It's not only National that's a bit rich

Whose slogan is this: “For a richer New Zealand”? Not ACT’s. ACT’s is “experience that counts”. Not National’s. National’s is “brighter”, not “richer”. It is the Greens’. It shows how far the Greens have come.

A measure of that is that co-leader Metiria Turei, whose brief is social policy, started a radio debate talking of a green economy. Rivers and poverty came later. Co-leader Russel Norman has made it his mission to reposition the party as promising economic development.

Turei and Norman bang on about green jobs. One flyer at Sunday’s launch headlined its front page: “A smart economy is a green economy.” The other topped its front page with “The Greens mean business”, put its second target as “Jobs that work for our environment, our economy and our people” and headed its second page with “Smart green economics in action”.

Norman at the launch: “If we don’t protect our environment, we damage the economy”. He got the good-humoured crowd jammed into Wellington’s Boatshed chanting: “No environment, no economy”.

This is smart politics and smart campaigning. In 2008 the Greens featured a child in advertisements, thereby extending saving the planet to saving humanity. Adding “richer”, a word rich in meanings, one of them material wellbeing, reaches out towards the mainstream.

Wellington Central candidate James Shaw is a management consultant. Rimutaka candidate Tane Woodley is a territorial soldier.

The result is recent poll readings averaging close to 10 per cent and a distinct “medium” place among parties. For the small parties recent averages up to Sunday were New Zealand First 2.1 per cent, Maori party 1.4 per cent, ACT 1.1 per cent , Mana 0.5 per cent and United Future 0.2 per cent.

Some of the Greens’ support is slippage out of Labour: people who figure Labour can’t be the government, lean a bit greenwards anyway and know the Greens have got some things done with John Key.

Norman’s repositioning has eased that slippage. While mainstream economists pick holes in the economic policy, it is not as far left of Labour’s as it was and in some respects Labour has edged closer to the Greens.

This is a minus and a plus for Labour.

The minus: the stronger the Greens are, the wider the deficit with National — and, come 2014, the harder it will be for Labour to get more votes than National. Labour’s alternative to National is actually Labour-Green. That is likely still to be so in 2014.

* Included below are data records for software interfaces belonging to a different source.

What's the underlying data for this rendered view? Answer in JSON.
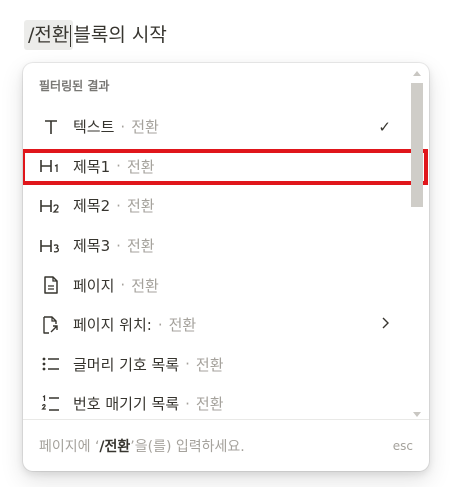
{
  "editor": {
    "slash_text": "/전환",
    "rest_text": "블록의 시작"
  },
  "menu": {
    "section_header": "필터링된 결과",
    "items": [
      {
        "icon": "text-T-icon",
        "label": "텍스트",
        "dot": "·",
        "sub": "전환",
        "right": "✓"
      },
      {
        "icon": "heading1-icon",
        "label": "제목1",
        "dot": "·",
        "sub": "전환",
        "right": ""
      },
      {
        "icon": "heading2-icon",
        "label": "제목2",
        "dot": "·",
        "sub": "전환",
        "right": ""
      },
      {
        "icon": "heading3-icon",
        "label": "제목3",
        "dot": "·",
        "sub": "전환",
        "right": ""
      },
      {
        "icon": "page-icon",
        "label": "페이지",
        "dot": "·",
        "sub": "전환",
        "right": ""
      },
      {
        "icon": "page-move-icon",
        "label": "페이지 위치:",
        "dot": "·",
        "sub": "전환",
        "right": "›"
      },
      {
        "icon": "bulleted-list-icon",
        "label": "글머리 기호 목록",
        "dot": "·",
        "sub": "전환",
        "right": ""
      },
      {
        "icon": "numbered-list-icon",
        "label": "번호 매기기 목록",
        "dot": "·",
        "sub": "전환",
        "right": ""
      }
    ],
    "highlighted_index": 1
  },
  "footer": {
    "prefix": "페이지에 ‘",
    "query": "/전환",
    "suffix": "’을(를) 입력하세요.",
    "esc": "esc"
  }
}
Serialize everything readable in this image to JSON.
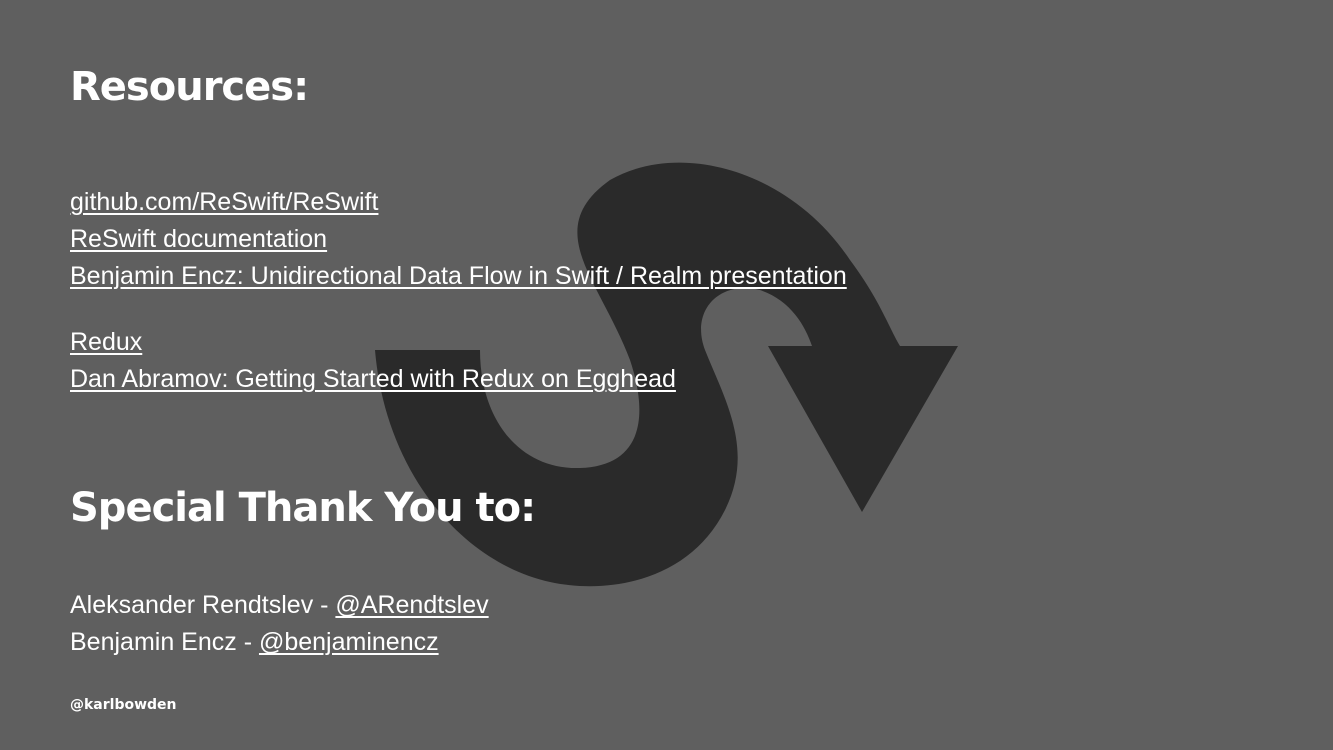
{
  "colors": {
    "background": "#5f5f5f",
    "logo": "#2a2a2a",
    "text": "#ffffff"
  },
  "resources": {
    "heading": "Resources:",
    "group1": [
      "github.com/ReSwift/ReSwift",
      "ReSwift documentation",
      "Benjamin Encz: Unidirectional Data Flow in Swift / Realm presentation"
    ],
    "group2": [
      "Redux",
      "Dan Abramov: Getting Started with Redux on Egghead"
    ]
  },
  "thanks": {
    "heading": "Special Thank You to:",
    "people": [
      {
        "name": "Aleksander Rendtslev - ",
        "handle": "@ARendtslev"
      },
      {
        "name": "Benjamin Encz - ",
        "handle": "@benjaminencz"
      }
    ]
  },
  "footer": {
    "handle": "@karlbowden"
  },
  "logo_icon": "reswift-arrow-icon"
}
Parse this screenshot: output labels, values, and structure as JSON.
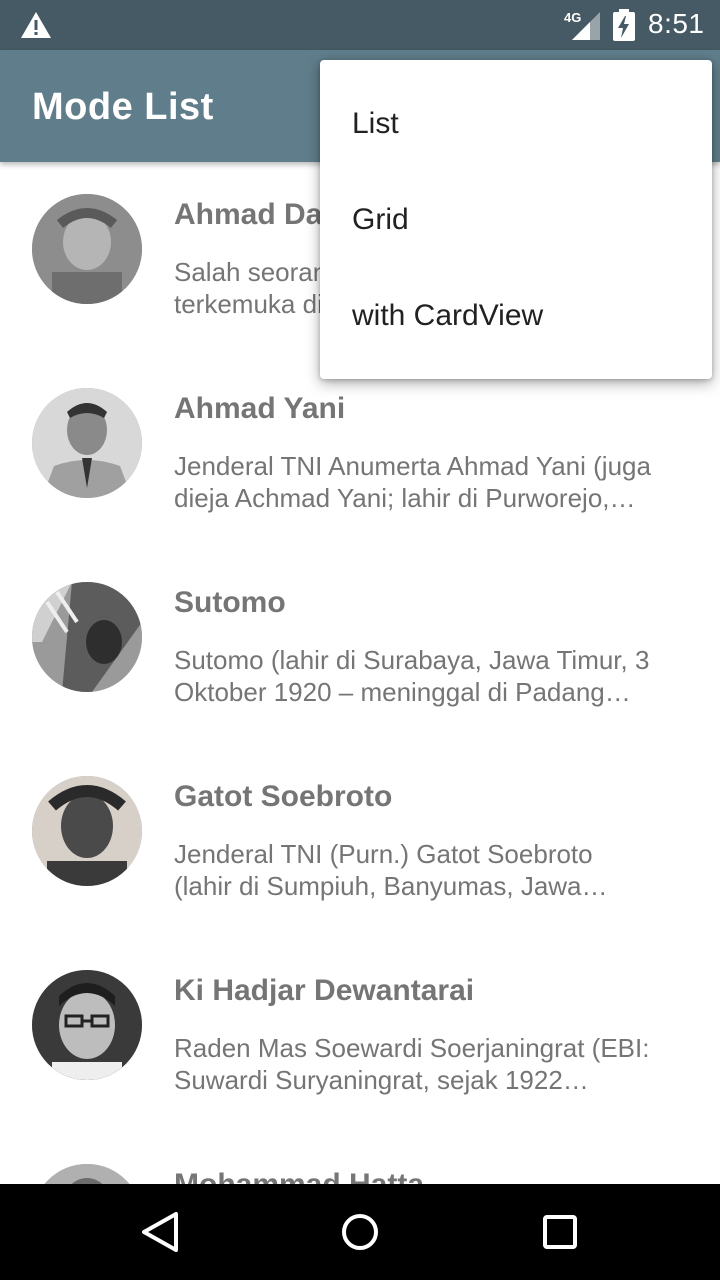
{
  "status_bar": {
    "time": "8:51",
    "network": "4G",
    "icons": [
      "warning-icon",
      "signal-icon",
      "battery-charging-icon"
    ]
  },
  "app_bar": {
    "title": "Mode List"
  },
  "menu": {
    "items": [
      {
        "label": "List"
      },
      {
        "label": "Grid"
      },
      {
        "label": "with CardView"
      }
    ]
  },
  "list": {
    "items": [
      {
        "name": "Ahmad Dahlan",
        "desc_line1": "Salah seorang ulama dan pahlawan",
        "desc_line2": "terkemuka di Indonesia…"
      },
      {
        "name": "Ahmad Yani",
        "desc_line1": "Jenderal TNI Anumerta Ahmad Yani (juga",
        "desc_line2": "dieja Achmad Yani; lahir di Purworejo,…"
      },
      {
        "name": "Sutomo",
        "desc_line1": "Sutomo (lahir di Surabaya, Jawa Timur, 3",
        "desc_line2": "Oktober 1920 – meninggal di Padang…"
      },
      {
        "name": "Gatot Soebroto",
        "desc_line1": "Jenderal TNI (Purn.) Gatot Soebroto",
        "desc_line2": "(lahir di Sumpiuh, Banyumas, Jawa…"
      },
      {
        "name": "Ki Hadjar Dewantarai",
        "desc_line1": "Raden Mas Soewardi Soerjaningrat (EBI:",
        "desc_line2": "Suwardi Suryaningrat, sejak 1922…"
      },
      {
        "name": "Mohammad Hatta",
        "desc_line1": "",
        "desc_line2": ""
      }
    ]
  },
  "nav_bar": {
    "buttons": [
      "back-icon",
      "home-icon",
      "recents-icon"
    ]
  },
  "colors": {
    "status_bar": "#455a64",
    "app_bar": "#607d8b",
    "text_secondary": "#757575"
  }
}
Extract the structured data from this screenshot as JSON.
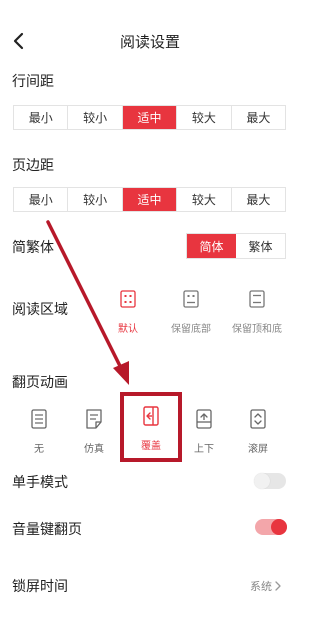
{
  "header": {
    "title": "阅读设置",
    "back_icon": "chevron-left-icon"
  },
  "line_spacing": {
    "label": "行间距",
    "options": [
      "最小",
      "较小",
      "适中",
      "较大",
      "最大"
    ],
    "selected": "适中"
  },
  "page_margin": {
    "label": "页边距",
    "options": [
      "最小",
      "较小",
      "适中",
      "较大",
      "最大"
    ],
    "selected": "适中"
  },
  "script": {
    "label": "简繁体",
    "options": [
      "简体",
      "繁体"
    ],
    "selected": "简体"
  },
  "reading_area": {
    "label": "阅读区域",
    "options": [
      {
        "label": "默认",
        "icon": "reading-area-default-icon"
      },
      {
        "label": "保留底部",
        "icon": "reading-area-keep-bottom-icon"
      },
      {
        "label": "保留顶和底",
        "icon": "reading-area-keep-top-bottom-icon"
      }
    ],
    "selected": "默认"
  },
  "page_turn": {
    "label": "翻页动画",
    "options": [
      {
        "label": "无",
        "icon": "no-animation-icon"
      },
      {
        "label": "仿真",
        "icon": "simulation-icon"
      },
      {
        "label": "覆盖",
        "icon": "cover-icon"
      },
      {
        "label": "上下",
        "icon": "up-down-icon"
      },
      {
        "label": "滚屏",
        "icon": "scroll-icon"
      }
    ],
    "selected": "覆盖"
  },
  "one_hand_mode": {
    "label": "单手模式",
    "enabled": false
  },
  "volume_key_turn": {
    "label": "音量键翻页",
    "enabled": true
  },
  "lock_screen_time": {
    "label": "锁屏时间",
    "value": "系统",
    "chevron": "chevron-right-icon"
  },
  "colors": {
    "accent": "#e8353f",
    "annotation": "#b7192a"
  }
}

The plus: Labour has a ready-made support party that can win a big tranche of votes and National doesn’t. Turei was blunt on Sunday: “We prefer to work with the Labour party.”

National has tried to bolt on the Maori party but that party is struggling and next term loses its two leaders with no credible successors. (Two bright younger candidates top the list but they will not be in Parliament.) ACT is bolted on but National cannot work out whether to tell its Epsom voters bluntly to vote for John Banks if all it gets thereby is two old codgers — a point of interest for late in the campaign. Peter Dunne is bolted on but surely cannot survive 2014 if he survives 2011.

It doesn’t help that National’s high poll ratings squeeze not only Labour but also its own small partners. If National gets enough to rule alone, that leaves less space for ACT, the Maori party and United Future. If MMP survives, that leaves National vulnerable in 2014 — the more so to the extent that this time some may be voting for nice, friendly, blokey John Key rather than the policy line and the party.

Actress Robyn Malcolm, MC at the Greens’ launch, and Turei had a lesson for Labour in how to tackle this Key-personality factor. They made fun of him, in a jokey middle-class way that exactly reflects the membership and Sunday’s crowd.

Malcolm: Key had “a total lack of interest in leading us into the twenty-first century. But what a nice guy he has been”. Turei (on the home insulation programme): “We’ve shown you the money”. That made fun of Key’s jibes at Phil Goff on Wednesday that Labour had not released policy costings.

Goff to Key in last Monday’s debate: “You lied” (in 2008 about not raising GST, which Key did in 2010). That stoked a debate about whether Goff had overstepped some mark — which he had, but that mark was not whether his accusation was right but whether it offended the majority who want to think nice John Key wouldn’t lie.

Turei’s jibe was also at Goff. He should have been ready for the Whrsthmnycmngfrm line. Waiting till Friday, whatever the time needed to get the fine points sorted (in, by the way, a commendably detailed costing, far more than any opposition party has done in the past), was a tactical failure. Steven Joyce’s imaginative numbers won the second week.

For this week the question is whether Labour’s seriously evidence-based and, importantly, future-oriented get-every-child-a-good-start policy, released after this was written, can regain the initiative.

If not, perhaps the Greens could offer some tactical advice.